Schwab's Chief Global Investment Strategist, Jeffrey Kleintop, CFA, notes in his article, Earnings Season for Investors: It's a Marathon, Not a Sprint, we believe the return of earnings growth is a key factor in getting global stocks to move materially higher. Historically, the manufacturing purchasing managers index has been a useful indicator of future profit growth. The broad uptick in this index across most countries during March is encouraging. If these and other recent improvements in indicators of global economic growth are sustained, and the stabilization in commodity prices continues, investor confidence may rise in the eventual return of earnings growth. Read more at www.schwab.com/marketinsight, and follow Jeff on Twitter: @jeffreykleintop.
Fed decision set to join earnings focus
Along with an accelerating earnings season, next week's robust domestic economic calendar will be headlined by the first look (of three) at 1Q GDP, which will follow Wednesday's monetary policy decision from the Federal Open Market Committee (FOMC). As noted in the latest Schwab Market Perspective: The Soft and Frustrating Middle, the U.S. economy continues to trudge ahead at a low growth rate—not able to generate “escape velocity” on the upside, but not looking like a recession. The Fed's extraordinary and unprecedented measures meant to stoke growth have been less effective than anticipated. The April meeting seems to be off the table for a rate hike. But although the odds of a June hike have diminished, we believe it’s still on the table, and that two rate hikes this year are possible. Read more at www.schwab.com/marketinsight and follow Schwab on Twitter: @schwabresearch.
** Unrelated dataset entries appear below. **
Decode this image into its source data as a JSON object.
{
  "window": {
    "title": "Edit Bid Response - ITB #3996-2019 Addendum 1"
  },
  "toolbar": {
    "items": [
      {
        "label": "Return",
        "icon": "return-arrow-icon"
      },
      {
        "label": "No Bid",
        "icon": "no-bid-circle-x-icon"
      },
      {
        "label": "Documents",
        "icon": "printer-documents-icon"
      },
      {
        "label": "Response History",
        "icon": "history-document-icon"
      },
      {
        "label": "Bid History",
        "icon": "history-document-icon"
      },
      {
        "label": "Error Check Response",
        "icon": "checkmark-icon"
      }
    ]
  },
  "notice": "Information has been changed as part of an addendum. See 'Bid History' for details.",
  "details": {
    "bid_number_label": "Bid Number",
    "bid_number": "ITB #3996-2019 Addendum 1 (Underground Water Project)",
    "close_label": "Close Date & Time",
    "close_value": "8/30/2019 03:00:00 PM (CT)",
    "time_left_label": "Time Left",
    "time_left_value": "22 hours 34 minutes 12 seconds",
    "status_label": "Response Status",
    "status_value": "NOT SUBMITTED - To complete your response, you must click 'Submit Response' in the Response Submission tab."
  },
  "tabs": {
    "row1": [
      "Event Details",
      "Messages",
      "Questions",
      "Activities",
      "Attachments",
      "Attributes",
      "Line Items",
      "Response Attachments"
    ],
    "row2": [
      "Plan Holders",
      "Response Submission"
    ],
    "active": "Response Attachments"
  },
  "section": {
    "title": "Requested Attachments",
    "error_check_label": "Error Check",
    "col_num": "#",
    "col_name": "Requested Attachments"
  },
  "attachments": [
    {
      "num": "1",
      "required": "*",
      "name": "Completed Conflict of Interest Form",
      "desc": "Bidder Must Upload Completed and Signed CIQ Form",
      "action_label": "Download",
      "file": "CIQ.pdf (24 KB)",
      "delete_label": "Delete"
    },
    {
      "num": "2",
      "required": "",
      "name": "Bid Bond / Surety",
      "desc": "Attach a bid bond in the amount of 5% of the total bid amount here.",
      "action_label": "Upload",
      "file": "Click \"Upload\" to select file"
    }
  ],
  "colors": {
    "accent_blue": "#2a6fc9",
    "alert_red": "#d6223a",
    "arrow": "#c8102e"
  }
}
Other reports on next week's U.S. economic calendar include: new home sales, durable goods orders, the S&P/CaseShiller Home Price Index, Markit's preliminary Services PMI Index, personal income and spending, and the final University of Michigan University Consumer Sentiment Index.
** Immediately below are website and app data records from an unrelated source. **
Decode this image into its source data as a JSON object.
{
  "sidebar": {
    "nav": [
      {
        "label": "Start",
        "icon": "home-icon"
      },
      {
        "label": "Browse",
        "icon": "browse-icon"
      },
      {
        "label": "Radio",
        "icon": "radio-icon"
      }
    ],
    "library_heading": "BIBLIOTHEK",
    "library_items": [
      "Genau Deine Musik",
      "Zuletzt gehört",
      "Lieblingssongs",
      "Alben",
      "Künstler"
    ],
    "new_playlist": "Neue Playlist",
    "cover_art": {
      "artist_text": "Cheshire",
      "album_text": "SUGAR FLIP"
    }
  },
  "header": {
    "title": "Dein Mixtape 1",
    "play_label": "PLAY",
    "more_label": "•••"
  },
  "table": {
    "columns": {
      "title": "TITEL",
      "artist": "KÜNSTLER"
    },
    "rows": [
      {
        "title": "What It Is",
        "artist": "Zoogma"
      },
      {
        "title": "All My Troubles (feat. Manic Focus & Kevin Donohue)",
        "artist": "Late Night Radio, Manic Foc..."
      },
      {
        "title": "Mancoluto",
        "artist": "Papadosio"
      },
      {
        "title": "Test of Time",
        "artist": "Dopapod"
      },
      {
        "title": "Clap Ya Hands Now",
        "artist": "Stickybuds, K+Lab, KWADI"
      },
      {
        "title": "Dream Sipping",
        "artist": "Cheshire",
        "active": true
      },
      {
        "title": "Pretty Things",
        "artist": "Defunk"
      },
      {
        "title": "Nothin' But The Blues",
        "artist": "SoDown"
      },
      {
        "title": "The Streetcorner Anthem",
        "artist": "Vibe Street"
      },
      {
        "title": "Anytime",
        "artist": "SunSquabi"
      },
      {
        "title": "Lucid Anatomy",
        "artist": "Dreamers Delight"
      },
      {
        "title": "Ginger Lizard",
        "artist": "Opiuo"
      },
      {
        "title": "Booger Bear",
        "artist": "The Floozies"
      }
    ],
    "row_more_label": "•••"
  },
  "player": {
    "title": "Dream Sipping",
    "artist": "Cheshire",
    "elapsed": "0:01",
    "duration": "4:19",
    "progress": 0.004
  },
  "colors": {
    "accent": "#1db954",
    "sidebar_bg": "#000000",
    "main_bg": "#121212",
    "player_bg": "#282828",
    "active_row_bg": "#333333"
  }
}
International reports next week include: Australia—consumer price inflation. China—industrial profits. Japan—overall household spending, consumer price inflation, retail sales, industrial production, and the Bank of Japan monetary policy decision. Eurozone—consumer price inflation and advance 1Q GDP, along with German business sentiment, employment change and retail sales. U.K.—advance 1Q GDP.
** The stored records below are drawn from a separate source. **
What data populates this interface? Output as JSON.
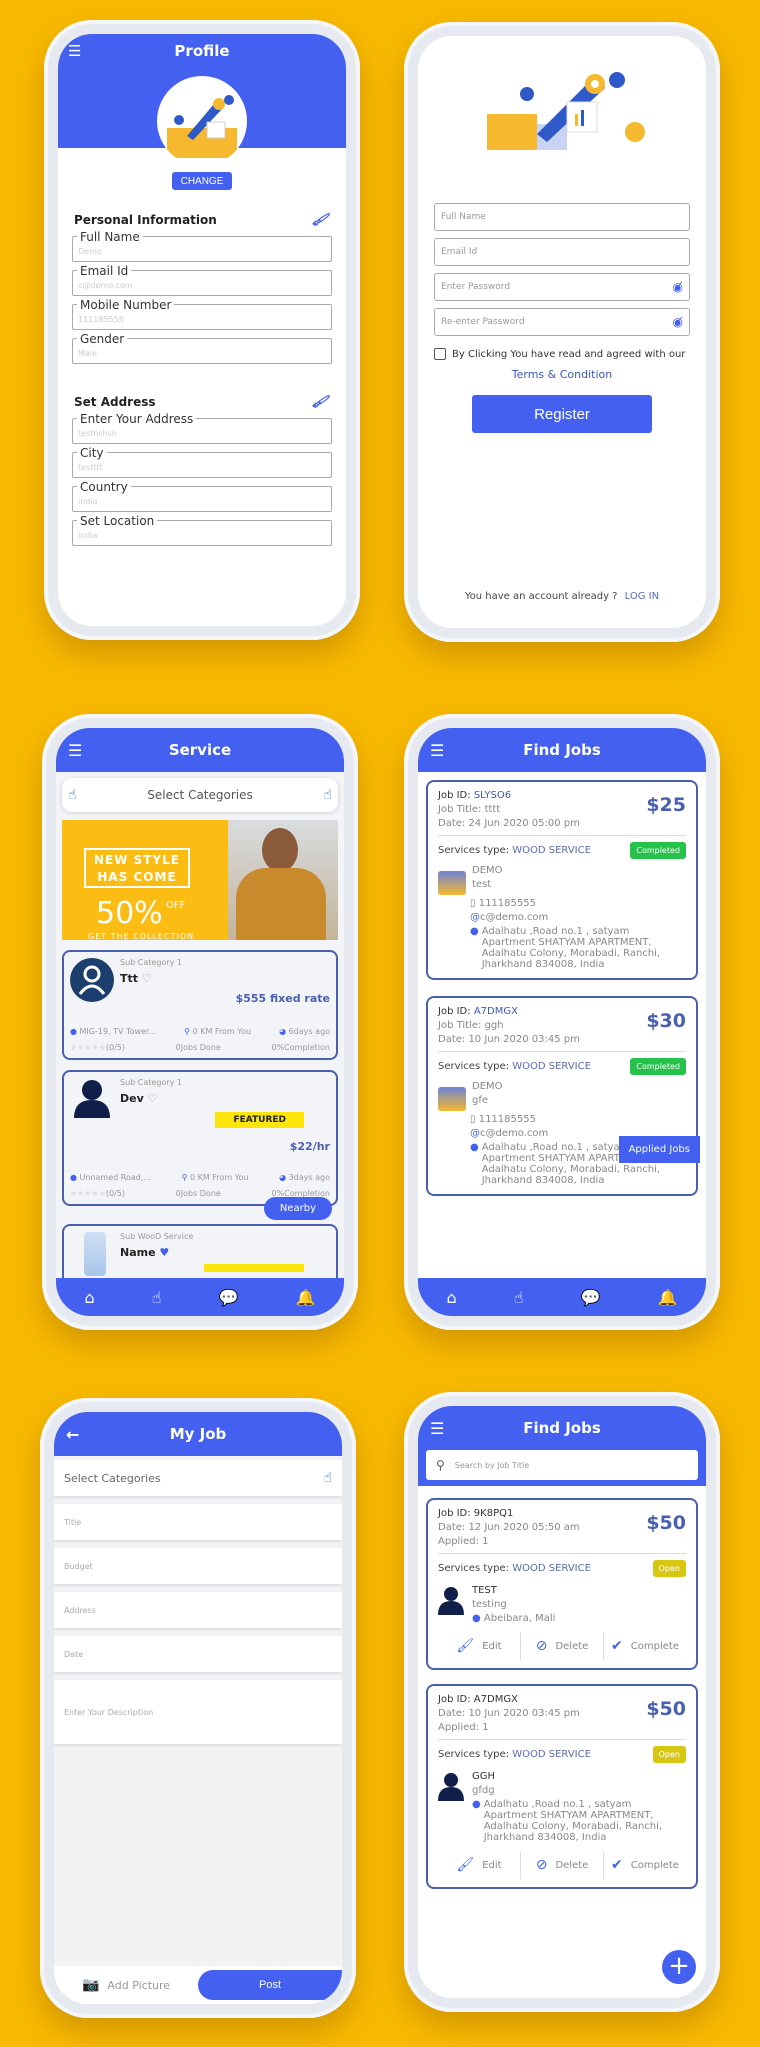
{
  "colors": {
    "background": "#f8b900",
    "primary": "#4360f0",
    "card_border": "#4a5fb0",
    "completed": "#27c24c",
    "open": "#d7c713",
    "featured": "#fce50a"
  },
  "profile": {
    "title": "Profile",
    "change_label": "CHANGE",
    "personal_heading": "Personal Information",
    "personal_fields": [
      {
        "label": "Full Name",
        "value": "Demo"
      },
      {
        "label": "Email Id",
        "value": "c@demo.com"
      },
      {
        "label": "Mobile Number",
        "value": "111185555"
      },
      {
        "label": "Gender",
        "value": "Male"
      }
    ],
    "address_heading": "Set Address",
    "address_fields": [
      {
        "label": "Enter Your Address",
        "value": "testhshsh"
      },
      {
        "label": "City",
        "value": "testttt"
      },
      {
        "label": "Country",
        "value": "india"
      },
      {
        "label": "Set Location",
        "value": "india"
      }
    ]
  },
  "register": {
    "full_name_placeholder": "Full Name",
    "email_placeholder": "Email Id",
    "password_placeholder": "Enter Password",
    "repassword_placeholder": "Re-enter Password",
    "agree_text": "By Clicking You have read and agreed with our",
    "terms_link": "Terms & Condition",
    "register_label": "Register",
    "have_account": "You have an account already ?",
    "login_link": "LOG IN"
  },
  "service": {
    "title": "Service",
    "select_categories": "Select Categories",
    "banner": {
      "line1": "NEW STYLE",
      "line2": "HAS COME",
      "percent": "50%",
      "off": "OFF",
      "cta": "GET THE COLLECTION"
    },
    "cards": [
      {
        "sub": "Sub Category 1",
        "name": "Ttt",
        "rate": "$555 fixed rate",
        "location": "MIG-19, TV Tower...",
        "distance": "0 KM From You",
        "time": "6days ago",
        "rating": "(0/5)",
        "jobs": "0Jobs Done",
        "completion": "0%Completion",
        "featured": false
      },
      {
        "sub": "Sub Category 1",
        "name": "Dev",
        "rate": "$22/hr",
        "location": "Unnamed Road,...",
        "distance": "0 KM From You",
        "time": "3days ago",
        "rating": "(0/5)",
        "jobs": "0Jobs Done",
        "completion": "0%Completion",
        "featured": true,
        "featured_label": "FEATURED"
      },
      {
        "sub": "Sub WooD Service",
        "name": "Name"
      }
    ],
    "nearby_label": "Nearby"
  },
  "find_jobs_1": {
    "title": "Find Jobs",
    "jobs": [
      {
        "id_label": "Job ID:",
        "id": "SLYSO6",
        "title": "Job Title: tttt",
        "date": "Date: 24 Jun 2020 05:00 pm",
        "price": "$25",
        "svc_label": "Services type:",
        "svc": "WOOD SERVICE",
        "status": "Completed",
        "name": "DEMO",
        "desc": "test",
        "phone": "111185555",
        "email": "c@demo.com",
        "address": "Adalhatu ,Road no.1 , satyam Apartment SHATYAM APARTMENT, Adalhatu Colony, Morabadi, Ranchi, Jharkhand 834008, India"
      },
      {
        "id_label": "Job ID:",
        "id": "A7DMGX",
        "title": "Job Title: ggh",
        "date": "Date: 10 Jun 2020 03:45 pm",
        "price": "$30",
        "svc_label": "Services type:",
        "svc": "WOOD SERVICE",
        "status": "Completed",
        "name": "DEMO",
        "desc": "gfe",
        "phone": "111185555",
        "email": "c@demo.com",
        "address": "Adalhatu ,Road no.1 , satyam Apartment SHATYAM APARTMENT, Adalhatu Colony, Morabadi, Ranchi, Jharkhand 834008, India"
      }
    ],
    "applied_label": "Applied Jobs"
  },
  "my_job": {
    "title": "My Job",
    "select_categories": "Select Categories",
    "title_placeholder": "Title",
    "budget_placeholder": "Budget",
    "address_placeholder": "Address",
    "date_placeholder": "Date",
    "description_placeholder": "Enter Your Description",
    "add_picture": "Add Picture",
    "post": "Post"
  },
  "find_jobs_2": {
    "title": "Find Jobs",
    "search_placeholder": "Search by Job Title",
    "jobs": [
      {
        "id": "Job ID: 9K8PQ1",
        "date": "Date: 12 Jun 2020 05:50 am",
        "applied": "Applied: 1",
        "price": "$50",
        "svc_label": "Services type:",
        "svc": "WOOD SERVICE",
        "status": "Open",
        "name": "TEST",
        "desc": "testing",
        "address": "Abeibara, Mali"
      },
      {
        "id": "Job ID: A7DMGX",
        "date": "Date: 10 Jun 2020 03:45 pm",
        "applied": "Applied: 1",
        "price": "$50",
        "svc_label": "Services type:",
        "svc": "WOOD SERVICE",
        "status": "Open",
        "name": "GGH",
        "desc": "gfdg",
        "address": "Adalhatu ,Road no.1 , satyam Apartment SHATYAM APARTMENT, Adalhatu Colony, Morabadi, Ranchi, Jharkhand 834008, India"
      }
    ],
    "edit": "Edit",
    "delete": "Delete",
    "complete": "Complete"
  }
}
Schwab Center for Financial Research ("SCFR") is a division of Charles Schwab & Co., Inc. The information contained herein is obtained from third-party sources and believed to be reliable, but its accuracy or completeness is not guaranteed. This report is for informational purposes only and is not a solicitation, or a recommendation that any particular investor should purchase or sell any particular security. The investment information mentioned here may not be suitable for everyone. Each investor needs to review an investment strategy for his or her own particular situation before making any investment decision. All expressions of opinions are subject to change without notice in reaction to shifting market conditions.